There are a few caveats to note when cleaning granite, slate, and marble tile floors, even though they are cleaned nearly the same way.
- Natural stone tile floors tend to scratch much more quickly than porcelain and ceramic, so make sure to use a soft-bristled broom when sweeping.
- Avoiding discoloration on granite requires that you use a mild detergent that is PH-neutral.
- Marble and slate tiles can’t handle any acidity, such as a powerful grout cleaner or vinegar solution.
How to Clean Linoleum or Vinyl Tile Floors
The tile upkeep of linoleum and vinyl floors is necessary even though they are inexpensive alternatives to the pricier ceramic or stone tile counterparts. Linoleum and vinyl aren’t made to withstand moisture and extreme heat, so be careful when using a steam mop as an easy solution.
- Vinyl: Mop with a mixture of vinegar and water or a manufacturer-recommended cleaning solution after sweeping. This kind of flooring can scratch easily, so make sure not to use an abrasive cleaner.
- Linoleum: Clean with a mixture of water and borax or solutions meant for linoleum flooring after sweeping. If you want to maintain the floor’s shine, it is recommended to apply a coat of wax every three to six months.
Tile Floor Cleaning Tips
Instead of using a sponge mop, try to get hold of a chamois mop or rag, as the sponge will drive the dirt deeper into the grout. Make sure not to use peroxide or vinegar on the grout as the acidity tends to weaken it up.
If you have stone floors, ensure that you avoid damaging acidic cleaner as it eats away at the material.
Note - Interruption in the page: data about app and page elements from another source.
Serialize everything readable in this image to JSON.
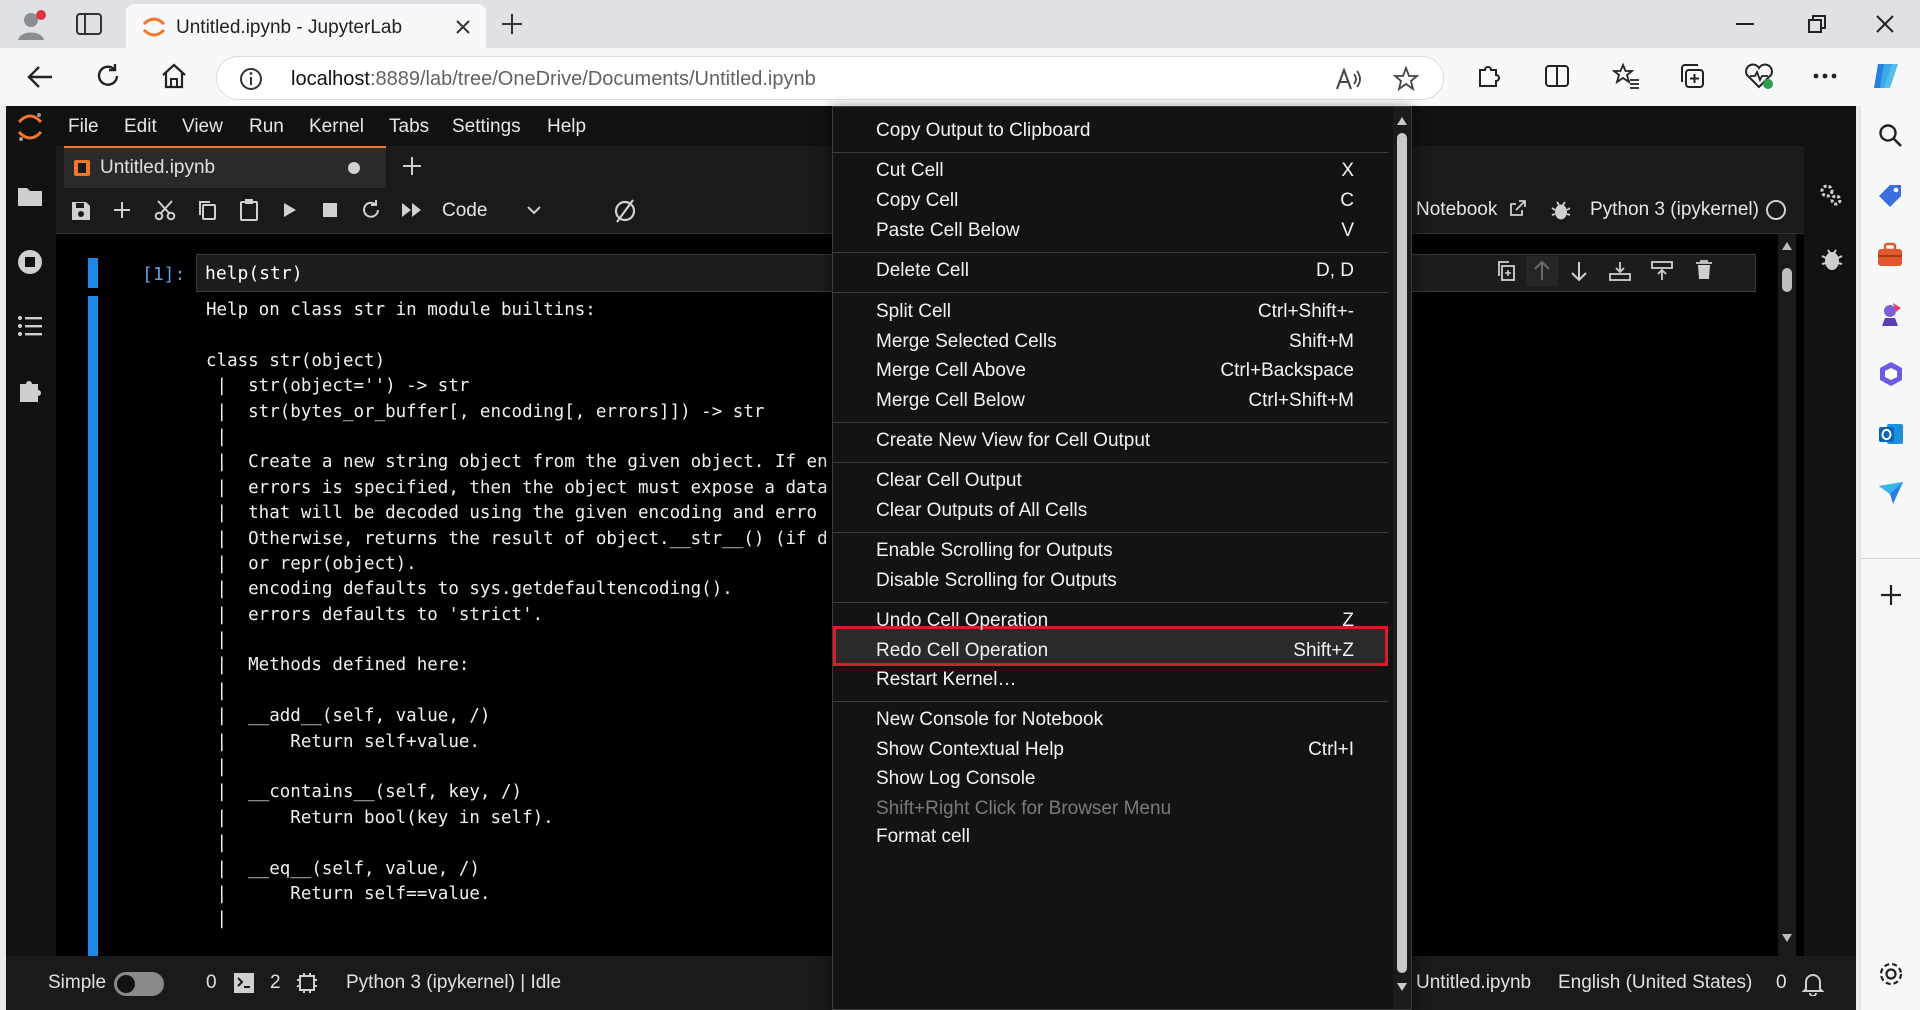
{
  "browser": {
    "tab_title": "Untitled.ipynb - JupyterLab",
    "url_host": "localhost",
    "url_path": ":8889/lab/tree/OneDrive/Documents/Untitled.ipynb",
    "icons": [
      "profile-icon",
      "tab-actions-icon",
      "jupyter-favicon",
      "close-tab-icon",
      "new-tab-icon",
      "minimize-icon",
      "restore-icon",
      "close-window-icon",
      "back-icon",
      "refresh-icon",
      "home-icon",
      "site-info-icon",
      "read-aloud-icon",
      "favorite-star-icon",
      "extensions-icon",
      "split-screen-icon",
      "favorites-icon",
      "collections-icon",
      "browser-essentials-icon",
      "more-icon",
      "copilot-icon"
    ]
  },
  "edge_sidebar": {
    "icons": [
      "search-icon",
      "shopping-tag-icon",
      "tools-icon",
      "games-icon",
      "microsoft-365-icon",
      "outlook-icon",
      "send-icon",
      "add-icon",
      "settings-icon"
    ]
  },
  "jupyter": {
    "menu": [
      "File",
      "Edit",
      "View",
      "Run",
      "Kernel",
      "Tabs",
      "Settings",
      "Help"
    ],
    "doc_tab": "Untitled.ipynb",
    "cell_type": "Code",
    "notebook_label": "Notebook",
    "kernel_name": "Python 3 (ipykernel)",
    "cell": {
      "prompt": "[1]:",
      "source": "help(str)",
      "output": [
        "Help on class str in module builtins:",
        "",
        "class str(object)",
        " |  str(object='') -> str",
        " |  str(bytes_or_buffer[, encoding[, errors]]) -> str",
        " |",
        " |  Create a new string object from the given object. If en",
        " |  errors is specified, then the object must expose a data",
        " |  that will be decoded using the given encoding and erro",
        " |  Otherwise, returns the result of object.__str__() (if d",
        " |  or repr(object).",
        " |  encoding defaults to sys.getdefaultencoding().",
        " |  errors defaults to 'strict'.",
        " |",
        " |  Methods defined here:",
        " |",
        " |  __add__(self, value, /)",
        " |      Return self+value.",
        " |",
        " |  __contains__(self, key, /)",
        " |      Return bool(key in self).",
        " |",
        " |  __eq__(self, value, /)",
        " |      Return self==value.",
        " |"
      ]
    },
    "status": {
      "mode": "Simple",
      "terminals": "0",
      "kernels": "2",
      "kernel_status": "Python 3 (ipykernel) | Idle",
      "file": "Untitled.ipynb",
      "language": "English (United States)",
      "notifications": "0"
    }
  },
  "context_menu": {
    "items": [
      {
        "label": "Copy Output to Clipboard",
        "shortcut": ""
      },
      {
        "label": "Cut Cell",
        "shortcut": "X"
      },
      {
        "label": "Copy Cell",
        "shortcut": "C"
      },
      {
        "label": "Paste Cell Below",
        "shortcut": "V"
      },
      {
        "label": "Delete Cell",
        "shortcut": "D, D"
      },
      {
        "label": "Split Cell",
        "shortcut": "Ctrl+Shift+-"
      },
      {
        "label": "Merge Selected Cells",
        "shortcut": "Shift+M"
      },
      {
        "label": "Merge Cell Above",
        "shortcut": "Ctrl+Backspace"
      },
      {
        "label": "Merge Cell Below",
        "shortcut": "Ctrl+Shift+M"
      },
      {
        "label": "Create New View for Cell Output",
        "shortcut": ""
      },
      {
        "label": "Clear Cell Output",
        "shortcut": ""
      },
      {
        "label": "Clear Outputs of All Cells",
        "shortcut": ""
      },
      {
        "label": "Enable Scrolling for Outputs",
        "shortcut": ""
      },
      {
        "label": "Disable Scrolling for Outputs",
        "shortcut": ""
      },
      {
        "label": "Undo Cell Operation",
        "shortcut": "Z"
      },
      {
        "label": "Redo Cell Operation",
        "shortcut": "Shift+Z"
      },
      {
        "label": "Restart Kernel…",
        "shortcut": ""
      },
      {
        "label": "New Console for Notebook",
        "shortcut": ""
      },
      {
        "label": "Show Contextual Help",
        "shortcut": "Ctrl+I"
      },
      {
        "label": "Show Log Console",
        "shortcut": ""
      },
      {
        "label": "Shift+Right Click for Browser Menu",
        "shortcut": ""
      },
      {
        "label": "Format cell",
        "shortcut": ""
      }
    ],
    "highlighted": "Enable Scrolling for Outputs"
  },
  "colors": {
    "accent_orange": "#f37726",
    "cell_blue": "#1e88e5",
    "highlight_red": "#d21f2a"
  }
}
Removing Stains from Grout
Stains quickly occur on grout, especially if it is light in colour. Combine water and baking soda to make a paste if you can’t get rid of the stain with regular cleaning. After applying the solution to the stain, let it sit overnight or for a few hours, then use a nylon brush (an old toothbrush works well, too) to scrub out the marks.
You may have heard of using a steam cleaner to get rid of grout stains, but we don’t recommend this; if the grouting is steamed regularly, it could lead to long-term damage.
Avoiding damage to your grout is essential if you want beautiful tiling that will last a lifetime. If you want to protect your grout from further harm, you can apply a silicone-based sealer to protect the area.
Having clean tiles in the home keeps your place looking fresh and allows you to have a sanitary home for your family. Follow the guidelines set out in the article and clean your tile flooring correctly the first time around.